> INSTRUCTIONS FOR THE TASK
Write out every entry exactly as it appears.

:: GIVEN DATA ::

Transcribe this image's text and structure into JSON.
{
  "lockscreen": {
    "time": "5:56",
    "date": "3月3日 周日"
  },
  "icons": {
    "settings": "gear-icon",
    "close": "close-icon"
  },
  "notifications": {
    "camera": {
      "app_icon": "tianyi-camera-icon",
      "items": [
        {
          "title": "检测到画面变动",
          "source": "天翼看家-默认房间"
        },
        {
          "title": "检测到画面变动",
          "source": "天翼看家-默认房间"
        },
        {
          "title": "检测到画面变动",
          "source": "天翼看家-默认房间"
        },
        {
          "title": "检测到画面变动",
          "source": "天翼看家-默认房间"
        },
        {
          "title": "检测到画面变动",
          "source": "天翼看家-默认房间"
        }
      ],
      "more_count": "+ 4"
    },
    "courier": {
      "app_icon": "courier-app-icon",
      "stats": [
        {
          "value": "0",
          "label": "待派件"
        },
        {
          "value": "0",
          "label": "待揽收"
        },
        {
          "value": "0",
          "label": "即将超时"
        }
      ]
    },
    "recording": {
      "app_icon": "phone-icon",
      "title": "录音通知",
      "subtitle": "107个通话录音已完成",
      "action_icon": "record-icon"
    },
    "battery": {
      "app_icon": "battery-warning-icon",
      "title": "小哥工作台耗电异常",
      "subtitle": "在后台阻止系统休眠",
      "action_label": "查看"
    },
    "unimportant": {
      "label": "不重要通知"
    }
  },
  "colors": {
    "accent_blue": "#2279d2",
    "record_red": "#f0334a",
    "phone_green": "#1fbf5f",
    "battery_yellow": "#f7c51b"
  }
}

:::

> OUTPUT OF THE EXERCISE
Transcribe this image's text and structure into JSON.
{
  "lockscreen": {
    "time": "5:56",
    "date": "3月3日 周日"
  },
  "icons": {
    "settings": "gear-icon",
    "close": "close-icon"
  },
  "notifications": {
    "camera": {
      "app_icon": "tianyi-camera-icon",
      "items": [
        {
          "title": "检测到画面变动",
          "source": "天翼看家-默认房间"
        },
        {
          "title": "检测到画面变动",
          "source": "天翼看家-默认房间"
        },
        {
          "title": "检测到画面变动",
          "source": "天翼看家-默认房间"
        },
        {
          "title": "检测到画面变动",
          "source": "天翼看家-默认房间"
        },
        {
          "title": "检测到画面变动",
          "source": "天翼看家-默认房间"
        }
      ],
      "more_count": "+ 4"
    },
    "courier": {
      "app_icon": "courier-app-icon",
      "stats": [
        {
          "value": "0",
          "label": "待派件"
        },
        {
          "value": "0",
          "label": "待揽收"
        },
        {
          "value": "0",
          "label": "即将超时"
        }
      ]
    },
    "recording": {
      "app_icon": "phone-icon",
      "title": "录音通知",
      "subtitle": "107个通话录音已完成",
      "action_icon": "record-icon"
    },
    "battery": {
      "app_icon": "battery-warning-icon",
      "title": "小哥工作台耗电异常",
      "subtitle": "在后台阻止系统休眠",
      "action_label": "查看"
    },
    "unimportant": {
      "label": "不重要通知"
    }
  },
  "colors": {
    "accent_blue": "#2279d2",
    "record_red": "#f0334a",
    "phone_green": "#1fbf5f",
    "battery_yellow": "#f7c51b"
  }
}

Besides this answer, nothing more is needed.